At the end of the test, I have to say that I’m impressed with the Clutch. While the one I have in the test is still relatively new, I have met a few people who have already become big converts to the Clutch for their DSLR systems, and especially when shooting wildlife.

The additional security and support when carrying the camera is hugely beneficial, and the addition of the baseplate gives extra flexibility when using a monopod.

The one thing that stood out was the more they’re used, the more the Clutch shaped to the user’s hand, and the more comfortable the Clutch became to the point that it just felt like part of the camera.

Peak Design Clutch review

For DSLR users who shoot freehand sports, wildlife, and general fun, the Clutch is a great and relatively inexpensive way to improve the handling and comfort of your camera. For Mirrorless users, it’s worth checking out your local camera store/shop to see if it works with your system and whether your grip and button positions are right; otherwise, I hope that Peak Design will make a Mirrorless version soon.

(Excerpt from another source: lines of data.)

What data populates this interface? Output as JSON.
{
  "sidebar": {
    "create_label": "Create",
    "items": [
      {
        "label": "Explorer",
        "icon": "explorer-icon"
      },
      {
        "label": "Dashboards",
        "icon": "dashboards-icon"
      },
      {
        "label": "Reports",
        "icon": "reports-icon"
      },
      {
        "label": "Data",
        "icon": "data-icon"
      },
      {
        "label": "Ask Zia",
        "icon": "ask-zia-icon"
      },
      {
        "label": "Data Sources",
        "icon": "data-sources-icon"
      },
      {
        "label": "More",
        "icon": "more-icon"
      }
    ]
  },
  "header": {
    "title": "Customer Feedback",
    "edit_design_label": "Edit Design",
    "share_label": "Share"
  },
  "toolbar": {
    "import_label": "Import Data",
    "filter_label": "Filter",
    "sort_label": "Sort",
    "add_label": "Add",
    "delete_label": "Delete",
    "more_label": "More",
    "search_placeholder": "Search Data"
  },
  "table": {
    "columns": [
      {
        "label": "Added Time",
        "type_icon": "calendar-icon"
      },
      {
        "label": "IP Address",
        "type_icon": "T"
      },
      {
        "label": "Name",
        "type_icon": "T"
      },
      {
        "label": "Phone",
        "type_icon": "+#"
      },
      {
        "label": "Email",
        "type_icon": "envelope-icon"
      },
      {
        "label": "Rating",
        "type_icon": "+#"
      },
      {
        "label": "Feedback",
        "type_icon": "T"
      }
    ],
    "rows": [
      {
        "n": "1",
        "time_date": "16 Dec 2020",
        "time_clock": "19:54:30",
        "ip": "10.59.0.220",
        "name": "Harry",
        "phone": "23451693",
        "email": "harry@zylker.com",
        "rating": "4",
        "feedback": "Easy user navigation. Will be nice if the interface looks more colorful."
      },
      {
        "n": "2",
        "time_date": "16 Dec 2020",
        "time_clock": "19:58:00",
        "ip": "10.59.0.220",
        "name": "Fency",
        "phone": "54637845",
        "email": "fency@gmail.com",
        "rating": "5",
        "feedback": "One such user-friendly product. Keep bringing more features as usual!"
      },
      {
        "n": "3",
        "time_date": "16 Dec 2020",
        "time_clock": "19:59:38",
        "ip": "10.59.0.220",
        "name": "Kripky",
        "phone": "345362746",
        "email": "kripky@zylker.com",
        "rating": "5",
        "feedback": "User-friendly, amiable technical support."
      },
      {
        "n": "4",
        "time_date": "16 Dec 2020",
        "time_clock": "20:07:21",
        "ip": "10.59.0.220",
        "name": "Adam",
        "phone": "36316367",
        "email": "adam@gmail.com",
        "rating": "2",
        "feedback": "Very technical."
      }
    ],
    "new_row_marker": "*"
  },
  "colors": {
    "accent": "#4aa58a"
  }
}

It’s also important to keep an eye on the spring in the clip that secures the Clutch strap in the camera lug and make sure that it doesn’t slip out of it’s retaining holes.